Whether that amounts to “curation” is a judgement call. I think there is a certain minimal level of curation without which any repository will become effectively useless (if, for instance, no action is taken to remove malicious packages). It’s just a matter of deciding what level is going to be required for the repository referenced by the default package installer that comes with Python.

I agree – I was trying to be polite :slight_smile:

Well, there is an infinite number of levels of “curation” possible, it’s hard to draw a line – but anything other than “anyone can upload anything at anytime” is a good start.

I don’t know how carefully conda-forge’s curation policies are spelled out, but it’s pretty much focused on “this package should work well with the conda-forge ecosystem”, without any judgement as to whether its a good or useful package.

As for malicious code – I don’t think there’s any careful screening for that, either – that’s a hard one, but at least it gets human eyes on it, so obvious stuff will get caught.

If someone were to build such a “more curated PyPI”, and it was a success, then it would definitely make sense for pip to use it as a default (assuming organisational questions such as ownership and governance could be sorted out). But it’s not going to happen if we simply hope that the existing two[1] PyPI maintainers will somehow gain the bandwidth to do this.

  1. I think it’s two - I might be over-estimating. And no, I’m not joking. ↩︎

But they did, and it is, and it’s called conda-forge. That’s the observation that spurred this whole line of discussion.

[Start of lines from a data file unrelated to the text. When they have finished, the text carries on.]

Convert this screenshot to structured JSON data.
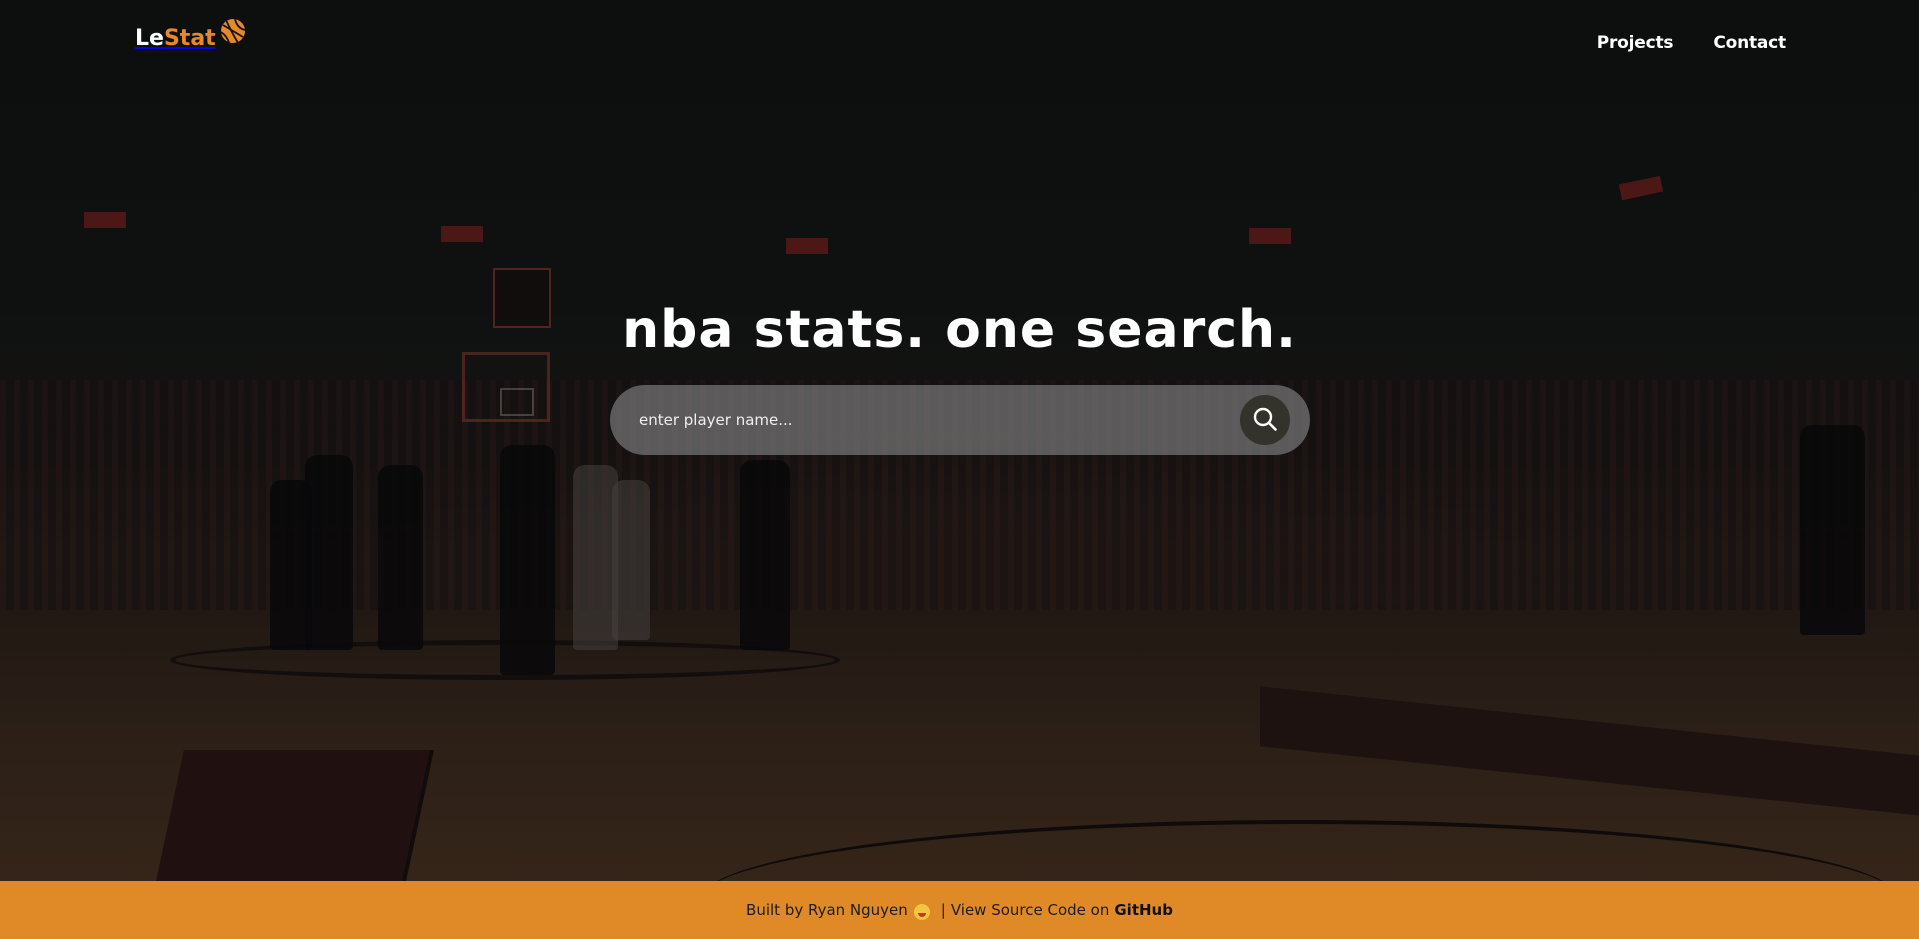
{
  "header": {
    "logo": {
      "part1": "Le",
      "part2": "Stat",
      "icon": "basketball-icon"
    },
    "nav": [
      {
        "label": "Projects"
      },
      {
        "label": "Contact"
      }
    ]
  },
  "hero": {
    "title": "nba stats. one search.",
    "search": {
      "placeholder": "enter player name...",
      "icon": "search-icon"
    }
  },
  "footer": {
    "built_by": "Built by Ryan Nguyen",
    "emoji": "tongue-out-emoji",
    "separator": "|",
    "view_source": "View Source Code on",
    "github": "GitHub"
  },
  "colors": {
    "accent": "#e5892a",
    "footer_bg": "#e08a27",
    "search_bg": "#707070",
    "search_button": "#33322b"
  }
}
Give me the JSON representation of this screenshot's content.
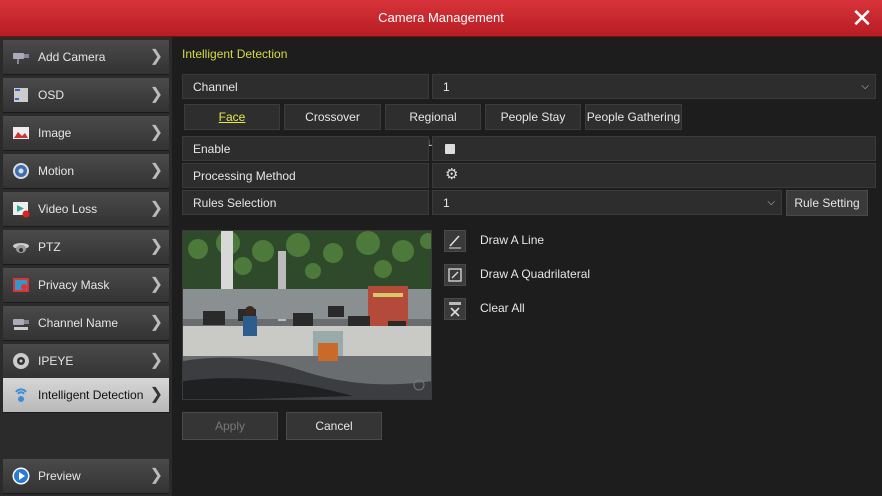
{
  "window": {
    "title": "Camera Management"
  },
  "sidebar": {
    "items": [
      {
        "label": "Add Camera"
      },
      {
        "label": "OSD"
      },
      {
        "label": "Image"
      },
      {
        "label": "Motion"
      },
      {
        "label": "Video Loss"
      },
      {
        "label": "PTZ"
      },
      {
        "label": "Privacy Mask"
      },
      {
        "label": "Channel Name"
      },
      {
        "label": "IPEYE"
      },
      {
        "label": "Intelligent Detection"
      }
    ],
    "footer": {
      "label": "Preview"
    },
    "active_index": 9
  },
  "main": {
    "section_title": "Intelligent Detection",
    "channel": {
      "label": "Channel",
      "value": "1"
    },
    "tabs": [
      {
        "label": "Face"
      },
      {
        "label": "Crossover"
      },
      {
        "label": "Regional Intrusion"
      },
      {
        "label": "People Stay"
      },
      {
        "label": "People Gathering"
      }
    ],
    "active_tab": "Face",
    "enable": {
      "label": "Enable",
      "checked": true
    },
    "processing_method": {
      "label": "Processing Method"
    },
    "rules_selection": {
      "label": "Rules Selection",
      "value": "1"
    },
    "rule_setting_button": "Rule Setting",
    "tools": [
      {
        "label": "Draw A Line",
        "icon": "draw-line-icon"
      },
      {
        "label": "Draw A Quadrilateral",
        "icon": "draw-quadrilateral-icon"
      },
      {
        "label": "Clear All",
        "icon": "clear-all-icon"
      }
    ],
    "apply_button": "Apply",
    "cancel_button": "Cancel"
  },
  "colors": {
    "title_bar": "#c8232b",
    "active_tab_text": "#e8e84a",
    "section_title": "#d8d84a"
  }
}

OK. You said “the same repository that is searched when someone takes the standard built-in package-installing tool” and I assumed you were talking about pip, rather than just reiterating your position (that you’ve already made very clear) that you think everyone should switch to conda.